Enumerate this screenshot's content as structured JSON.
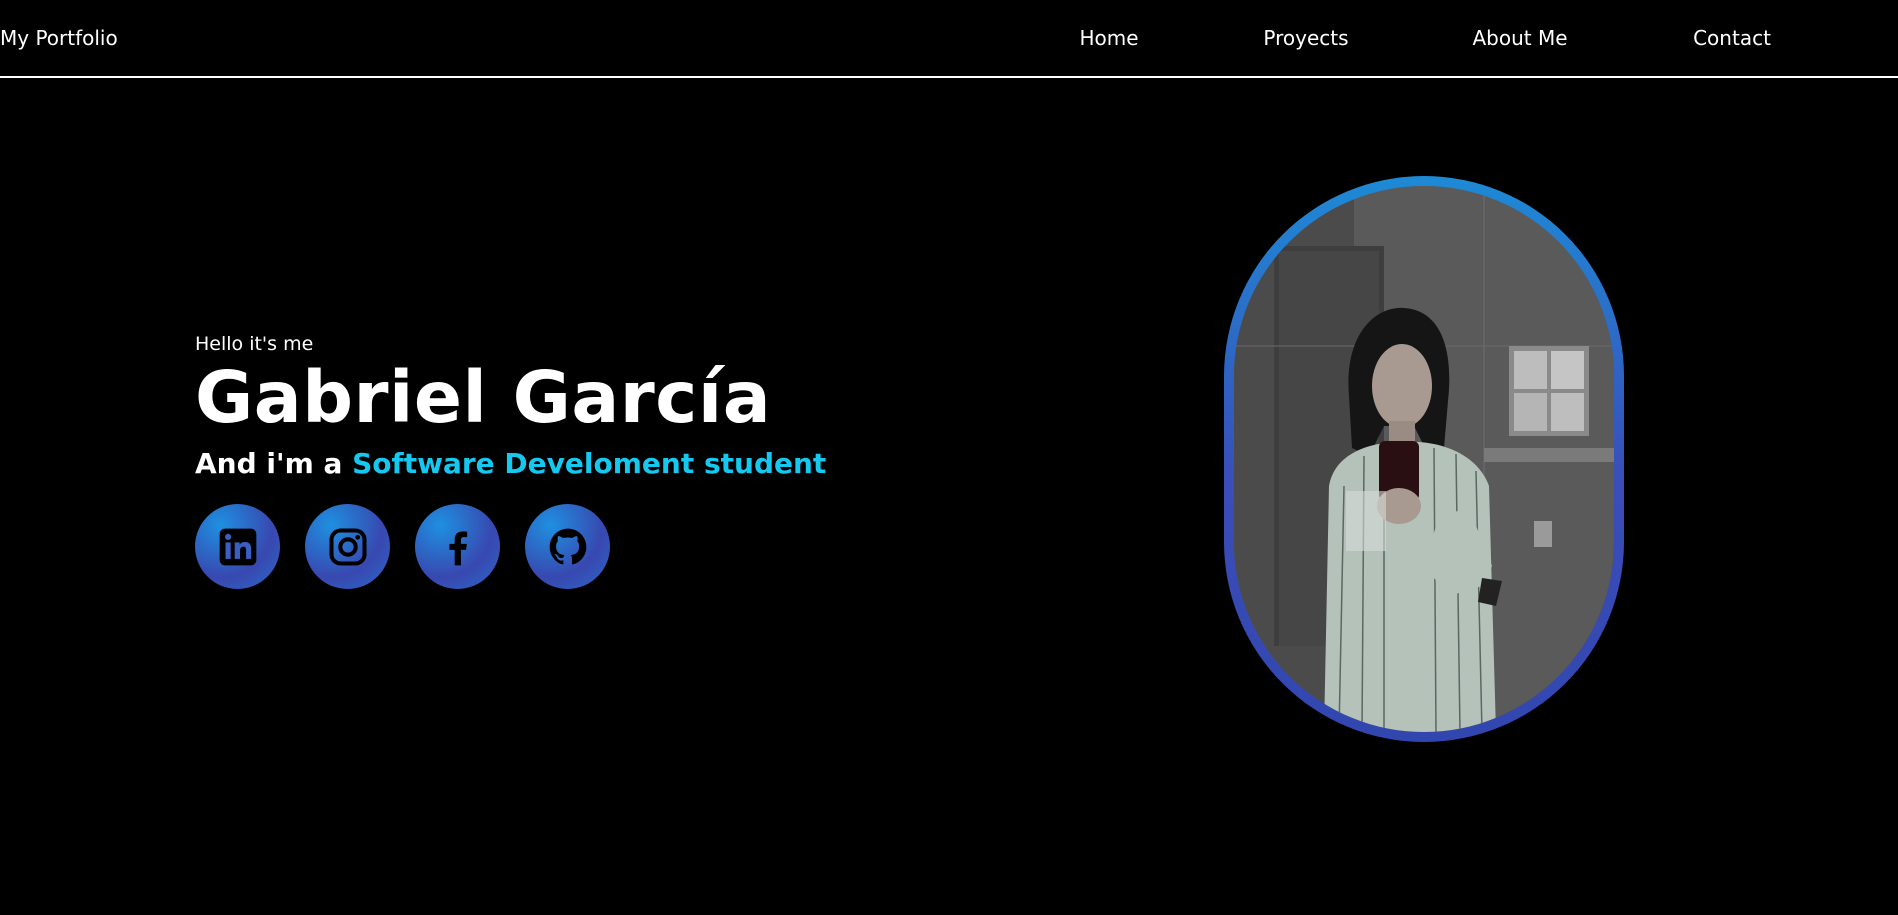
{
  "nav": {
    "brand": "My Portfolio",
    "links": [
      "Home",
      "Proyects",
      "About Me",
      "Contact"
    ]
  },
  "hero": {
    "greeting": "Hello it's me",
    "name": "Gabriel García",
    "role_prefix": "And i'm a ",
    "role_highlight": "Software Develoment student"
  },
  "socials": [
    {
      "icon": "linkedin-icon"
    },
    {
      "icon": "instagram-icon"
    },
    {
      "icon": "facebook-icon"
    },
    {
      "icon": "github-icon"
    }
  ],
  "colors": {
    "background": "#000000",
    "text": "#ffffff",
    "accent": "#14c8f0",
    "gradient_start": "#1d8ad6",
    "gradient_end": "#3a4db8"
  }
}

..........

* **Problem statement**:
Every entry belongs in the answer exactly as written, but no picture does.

* **Result**:
Enumerate this screenshot's content as structured JSON.
{
  "nav": {
    "brand": "My Portfolio",
    "links": [
      "Home",
      "Proyects",
      "About Me",
      "Contact"
    ]
  },
  "hero": {
    "greeting": "Hello it's me",
    "name": "Gabriel García",
    "role_prefix": "And i'm a ",
    "role_highlight": "Software Develoment student"
  },
  "socials": [
    {
      "icon": "linkedin-icon"
    },
    {
      "icon": "instagram-icon"
    },
    {
      "icon": "facebook-icon"
    },
    {
      "icon": "github-icon"
    }
  ],
  "colors": {
    "background": "#000000",
    "text": "#ffffff",
    "accent": "#14c8f0",
    "gradient_start": "#1d8ad6",
    "gradient_end": "#3a4db8"
  }
}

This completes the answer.